Advanced Geophysical Studies of Accretion of Oceanic Lithosphere in Mid-Ocean Ridges Characterized by Contrasting Tectono-Magmatic Settings

Min Xu, Ph.D., 2012
Juan Pablo Canales, Advisor

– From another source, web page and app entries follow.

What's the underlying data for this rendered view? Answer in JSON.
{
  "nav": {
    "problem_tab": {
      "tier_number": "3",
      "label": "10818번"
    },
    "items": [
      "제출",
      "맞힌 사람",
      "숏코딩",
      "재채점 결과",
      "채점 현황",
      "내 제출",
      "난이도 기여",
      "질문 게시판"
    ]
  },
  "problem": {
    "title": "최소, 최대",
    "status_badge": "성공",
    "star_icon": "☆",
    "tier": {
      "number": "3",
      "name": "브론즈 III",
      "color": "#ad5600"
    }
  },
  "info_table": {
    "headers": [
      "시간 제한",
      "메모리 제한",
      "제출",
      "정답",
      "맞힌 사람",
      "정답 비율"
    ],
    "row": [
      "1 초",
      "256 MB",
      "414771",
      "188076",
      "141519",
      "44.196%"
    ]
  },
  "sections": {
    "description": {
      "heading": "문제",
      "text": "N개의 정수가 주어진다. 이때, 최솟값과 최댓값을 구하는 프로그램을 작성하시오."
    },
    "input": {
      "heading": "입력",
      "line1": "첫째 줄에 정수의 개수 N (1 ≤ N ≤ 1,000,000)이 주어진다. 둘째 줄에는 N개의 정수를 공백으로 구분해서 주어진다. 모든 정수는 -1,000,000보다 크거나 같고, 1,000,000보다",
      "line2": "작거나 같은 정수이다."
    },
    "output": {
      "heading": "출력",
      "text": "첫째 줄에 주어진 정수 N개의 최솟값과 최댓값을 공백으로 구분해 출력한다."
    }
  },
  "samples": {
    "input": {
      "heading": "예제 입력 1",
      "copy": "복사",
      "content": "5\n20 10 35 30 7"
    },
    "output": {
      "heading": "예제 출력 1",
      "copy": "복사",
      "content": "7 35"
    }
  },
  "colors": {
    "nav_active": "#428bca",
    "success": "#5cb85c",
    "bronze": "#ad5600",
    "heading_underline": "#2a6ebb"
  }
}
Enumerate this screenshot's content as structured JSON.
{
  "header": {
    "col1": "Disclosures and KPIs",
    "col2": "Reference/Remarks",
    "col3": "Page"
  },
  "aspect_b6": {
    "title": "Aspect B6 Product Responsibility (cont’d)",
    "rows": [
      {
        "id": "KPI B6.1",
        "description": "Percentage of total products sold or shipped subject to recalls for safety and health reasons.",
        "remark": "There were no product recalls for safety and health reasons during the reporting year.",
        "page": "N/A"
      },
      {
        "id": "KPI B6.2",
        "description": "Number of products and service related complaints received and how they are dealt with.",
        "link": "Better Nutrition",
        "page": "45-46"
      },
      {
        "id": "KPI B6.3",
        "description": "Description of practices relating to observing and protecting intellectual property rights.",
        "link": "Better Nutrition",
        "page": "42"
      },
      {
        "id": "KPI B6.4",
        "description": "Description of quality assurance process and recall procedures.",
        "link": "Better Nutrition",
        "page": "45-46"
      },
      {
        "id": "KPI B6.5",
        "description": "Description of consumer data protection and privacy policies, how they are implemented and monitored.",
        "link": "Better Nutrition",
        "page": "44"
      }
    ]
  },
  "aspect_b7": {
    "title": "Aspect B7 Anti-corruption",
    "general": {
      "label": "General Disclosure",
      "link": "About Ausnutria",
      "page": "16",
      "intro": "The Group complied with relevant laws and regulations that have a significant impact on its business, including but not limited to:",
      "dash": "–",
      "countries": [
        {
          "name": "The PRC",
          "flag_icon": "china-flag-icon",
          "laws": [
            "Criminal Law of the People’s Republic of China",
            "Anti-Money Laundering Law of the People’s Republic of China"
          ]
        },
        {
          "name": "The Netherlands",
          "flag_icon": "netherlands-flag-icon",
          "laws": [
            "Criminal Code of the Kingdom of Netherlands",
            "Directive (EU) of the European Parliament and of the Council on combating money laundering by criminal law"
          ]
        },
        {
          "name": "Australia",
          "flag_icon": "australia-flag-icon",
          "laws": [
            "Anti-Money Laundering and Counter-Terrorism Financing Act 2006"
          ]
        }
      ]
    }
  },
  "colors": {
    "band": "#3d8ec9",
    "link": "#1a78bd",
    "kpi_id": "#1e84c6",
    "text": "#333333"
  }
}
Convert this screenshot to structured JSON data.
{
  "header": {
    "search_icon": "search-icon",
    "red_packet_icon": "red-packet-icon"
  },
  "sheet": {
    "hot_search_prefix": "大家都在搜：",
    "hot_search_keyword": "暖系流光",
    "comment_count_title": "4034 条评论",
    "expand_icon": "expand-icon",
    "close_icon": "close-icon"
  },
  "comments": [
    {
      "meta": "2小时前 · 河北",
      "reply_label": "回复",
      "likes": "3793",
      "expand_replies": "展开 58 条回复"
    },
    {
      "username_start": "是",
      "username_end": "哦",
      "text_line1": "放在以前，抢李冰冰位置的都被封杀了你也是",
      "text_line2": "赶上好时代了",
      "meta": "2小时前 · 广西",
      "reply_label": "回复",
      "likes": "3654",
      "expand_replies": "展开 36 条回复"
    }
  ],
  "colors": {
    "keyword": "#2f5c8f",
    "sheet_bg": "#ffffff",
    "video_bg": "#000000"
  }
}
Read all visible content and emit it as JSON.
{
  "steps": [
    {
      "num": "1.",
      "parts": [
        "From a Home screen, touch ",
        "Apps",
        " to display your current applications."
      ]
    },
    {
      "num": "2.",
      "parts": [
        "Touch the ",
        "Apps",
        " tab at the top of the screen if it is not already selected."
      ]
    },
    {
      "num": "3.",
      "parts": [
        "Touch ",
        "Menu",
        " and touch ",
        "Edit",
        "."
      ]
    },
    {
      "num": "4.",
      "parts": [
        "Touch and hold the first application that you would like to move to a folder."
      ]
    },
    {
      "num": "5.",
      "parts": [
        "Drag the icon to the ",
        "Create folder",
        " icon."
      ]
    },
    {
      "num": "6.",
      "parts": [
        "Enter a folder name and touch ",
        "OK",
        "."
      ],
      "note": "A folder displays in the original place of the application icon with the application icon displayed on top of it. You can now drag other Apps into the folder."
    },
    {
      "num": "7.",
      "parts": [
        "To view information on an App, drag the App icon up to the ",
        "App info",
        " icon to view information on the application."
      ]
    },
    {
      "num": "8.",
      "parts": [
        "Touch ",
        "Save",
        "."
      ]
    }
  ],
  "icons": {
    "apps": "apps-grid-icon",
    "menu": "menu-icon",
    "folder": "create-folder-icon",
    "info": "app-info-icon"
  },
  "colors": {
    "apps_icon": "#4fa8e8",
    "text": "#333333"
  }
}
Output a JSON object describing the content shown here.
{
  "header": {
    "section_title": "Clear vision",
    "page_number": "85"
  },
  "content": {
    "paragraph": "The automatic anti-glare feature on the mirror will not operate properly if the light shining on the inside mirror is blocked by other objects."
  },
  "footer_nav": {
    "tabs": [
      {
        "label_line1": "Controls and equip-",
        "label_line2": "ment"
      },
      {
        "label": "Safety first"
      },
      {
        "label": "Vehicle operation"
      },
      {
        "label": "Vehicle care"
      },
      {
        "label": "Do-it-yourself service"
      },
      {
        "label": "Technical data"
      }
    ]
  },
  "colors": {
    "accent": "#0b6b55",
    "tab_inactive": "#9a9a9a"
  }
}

The structure of the oceanic lithosphere is represented by two end-member models: the classical Penrose Model exemplified by layered magmatic crust formed along fast-spreading MORs, e.g., East Pacific Rise (EPR); and the recently defined Chapman Model describing heterogeneous mafic and ultramafic lithosphere formed in settings of oceanic detachment faulting common along slow-spreading MORs, e.g., Mid-Atlantic Ridge (MAR). This thesis uses advanced marine geophysical methods (including finite-difference wave propagation modeling, 3D multi-channel seismic reflection imaging, waveform inversion, streamer tomography, and near-bottom magnetics) to study lithospheric accretion processes in MORs characterized by contrasting tectono-magmatic settings: the magmatically dominated EPR axis between 9°30'-10°00’N, and the Kane Oceanic Core Complex (KOCC, MAR 23°20’-23°38’N) formed by detachment faulting. At the EPR study area, the axial magma chamber (AMC) is segmented into four prominent 2-4-km-long sections characterized by very high melt content. The total magma volume extracted from the AMC was estimated of ~46 x 106 m3 during the 2005-06 eruption. At the KOCC, streamer tomography was used to constrain the shallow seismic velocity structure. Lithological interpretation provides insights into the temporal and spatial evolution of the melt supply at the spreading axis as the KOCC formed and evolved.